### Given data ###

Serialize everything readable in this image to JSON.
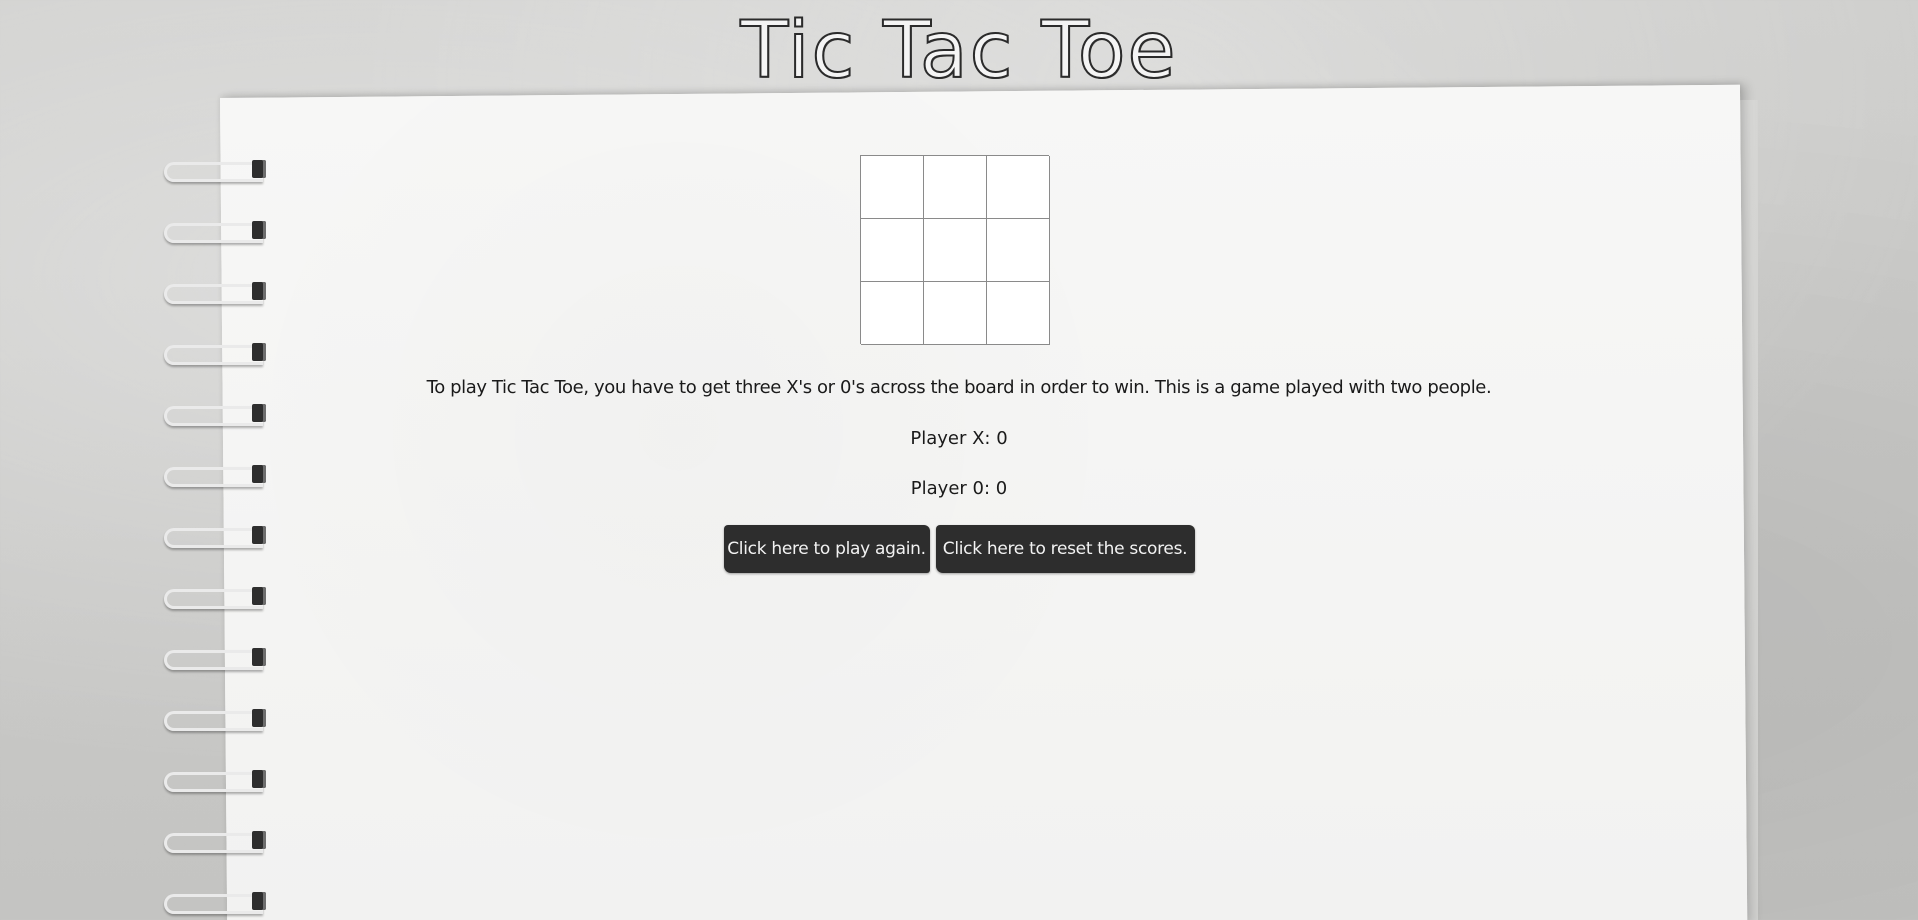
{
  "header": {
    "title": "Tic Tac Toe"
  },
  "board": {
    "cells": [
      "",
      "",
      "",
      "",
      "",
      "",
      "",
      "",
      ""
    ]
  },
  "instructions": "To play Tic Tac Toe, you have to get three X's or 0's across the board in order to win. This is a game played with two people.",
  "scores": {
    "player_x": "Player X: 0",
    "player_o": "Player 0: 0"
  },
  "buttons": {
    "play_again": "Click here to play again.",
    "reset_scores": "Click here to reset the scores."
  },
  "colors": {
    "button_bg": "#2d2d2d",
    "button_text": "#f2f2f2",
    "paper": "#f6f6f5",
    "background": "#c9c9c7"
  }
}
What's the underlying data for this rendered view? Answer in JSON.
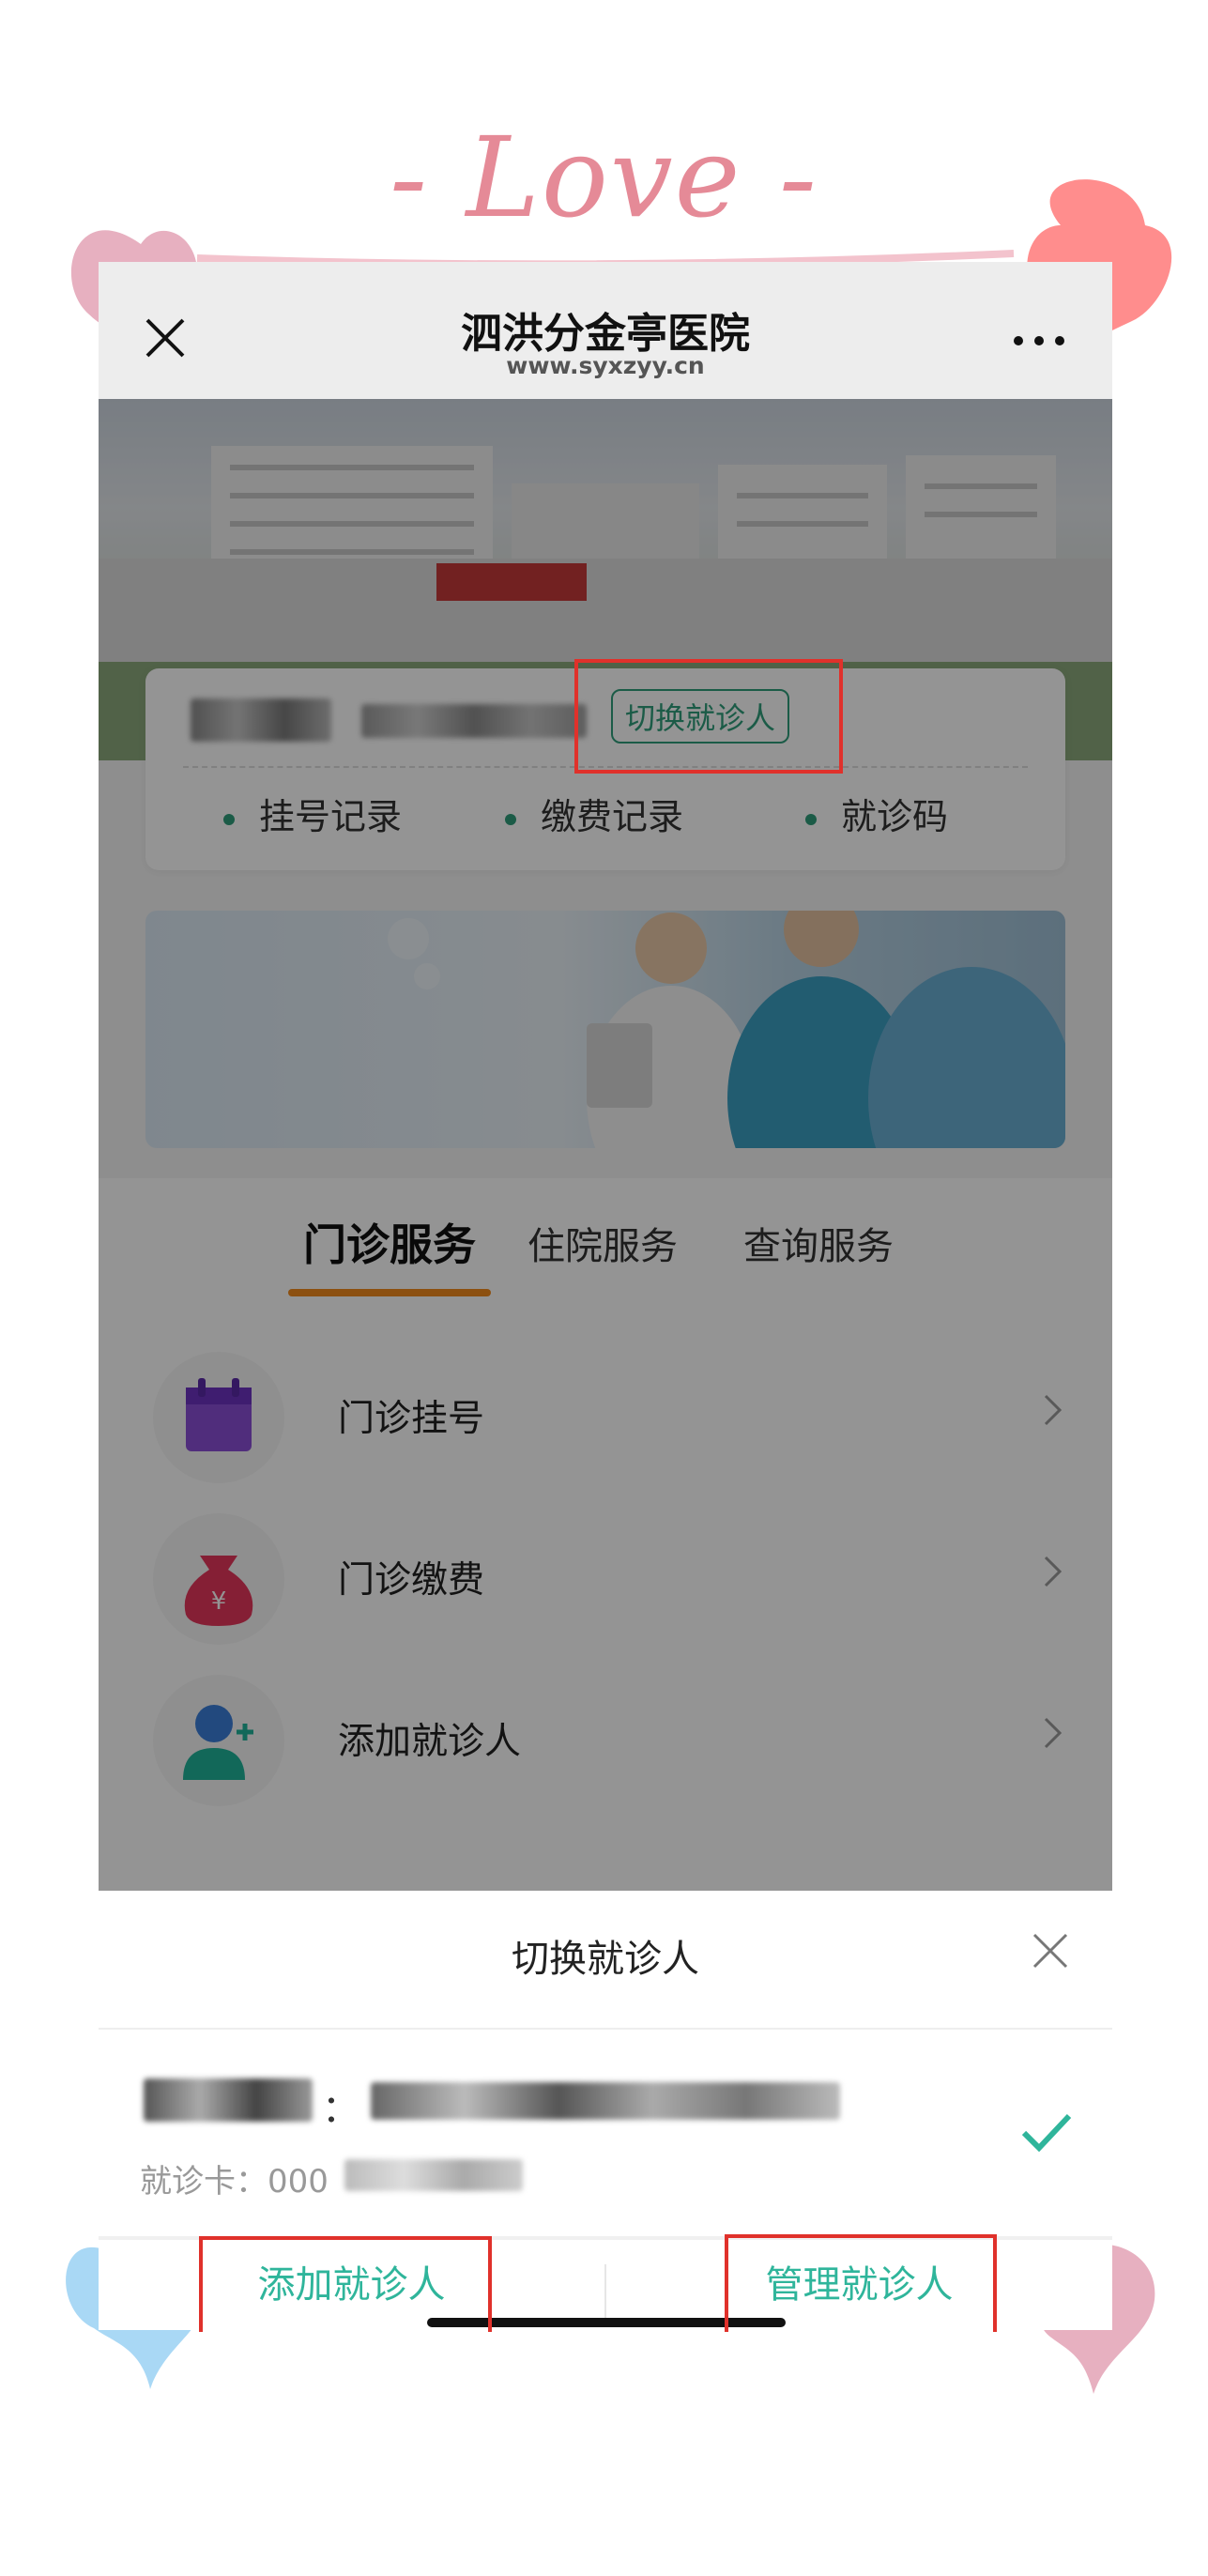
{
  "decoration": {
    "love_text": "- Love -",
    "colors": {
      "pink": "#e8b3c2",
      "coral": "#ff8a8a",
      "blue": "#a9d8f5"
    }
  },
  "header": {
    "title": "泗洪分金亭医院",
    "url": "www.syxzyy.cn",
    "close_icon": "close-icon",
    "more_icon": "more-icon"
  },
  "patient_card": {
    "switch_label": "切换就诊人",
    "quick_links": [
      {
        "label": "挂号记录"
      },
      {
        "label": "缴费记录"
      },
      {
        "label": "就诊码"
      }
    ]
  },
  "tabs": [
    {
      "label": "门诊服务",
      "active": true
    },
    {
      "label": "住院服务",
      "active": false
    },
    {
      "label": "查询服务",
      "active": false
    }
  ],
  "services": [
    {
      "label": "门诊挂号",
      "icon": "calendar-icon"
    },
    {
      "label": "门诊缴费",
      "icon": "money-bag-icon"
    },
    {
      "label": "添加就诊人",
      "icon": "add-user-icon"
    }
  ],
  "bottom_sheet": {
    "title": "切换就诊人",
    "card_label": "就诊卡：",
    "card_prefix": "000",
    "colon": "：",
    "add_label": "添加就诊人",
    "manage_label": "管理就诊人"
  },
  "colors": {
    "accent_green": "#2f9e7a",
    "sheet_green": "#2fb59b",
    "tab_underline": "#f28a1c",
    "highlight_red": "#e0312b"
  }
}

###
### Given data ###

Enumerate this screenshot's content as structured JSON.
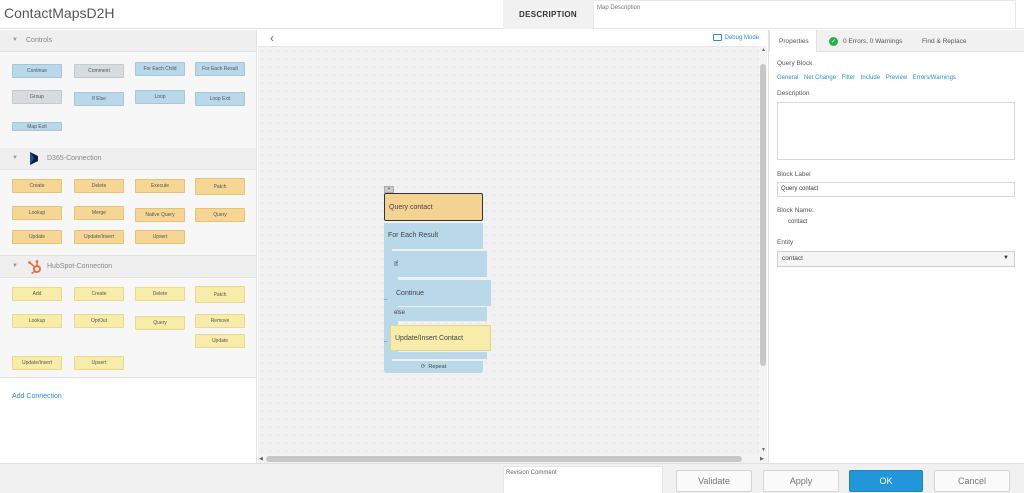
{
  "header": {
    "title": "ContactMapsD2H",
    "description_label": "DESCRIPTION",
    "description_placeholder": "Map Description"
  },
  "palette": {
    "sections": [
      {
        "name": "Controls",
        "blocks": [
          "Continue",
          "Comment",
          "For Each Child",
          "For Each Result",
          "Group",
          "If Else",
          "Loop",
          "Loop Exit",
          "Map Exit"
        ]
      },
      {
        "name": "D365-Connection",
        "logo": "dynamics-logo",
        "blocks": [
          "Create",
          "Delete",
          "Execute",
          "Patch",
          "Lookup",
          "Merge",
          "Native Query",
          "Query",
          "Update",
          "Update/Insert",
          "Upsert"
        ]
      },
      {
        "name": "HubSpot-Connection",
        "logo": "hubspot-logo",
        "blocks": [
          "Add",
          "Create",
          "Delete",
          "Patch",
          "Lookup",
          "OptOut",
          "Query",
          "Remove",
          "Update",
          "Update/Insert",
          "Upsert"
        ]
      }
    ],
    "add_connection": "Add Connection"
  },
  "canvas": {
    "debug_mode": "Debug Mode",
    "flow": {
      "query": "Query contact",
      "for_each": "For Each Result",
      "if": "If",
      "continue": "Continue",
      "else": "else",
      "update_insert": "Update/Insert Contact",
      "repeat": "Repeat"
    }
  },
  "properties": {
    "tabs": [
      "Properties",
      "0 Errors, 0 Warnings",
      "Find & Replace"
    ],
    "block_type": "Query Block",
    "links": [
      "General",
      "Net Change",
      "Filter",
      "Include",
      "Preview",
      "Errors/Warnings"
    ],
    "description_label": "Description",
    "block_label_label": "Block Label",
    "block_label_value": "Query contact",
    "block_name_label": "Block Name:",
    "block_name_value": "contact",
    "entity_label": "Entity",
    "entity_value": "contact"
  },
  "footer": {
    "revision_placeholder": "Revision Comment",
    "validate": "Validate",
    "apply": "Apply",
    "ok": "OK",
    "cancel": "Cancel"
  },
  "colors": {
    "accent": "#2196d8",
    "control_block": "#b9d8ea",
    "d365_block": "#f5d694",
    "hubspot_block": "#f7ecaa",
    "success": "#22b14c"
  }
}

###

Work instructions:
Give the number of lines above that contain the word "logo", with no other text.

Output for this task:
2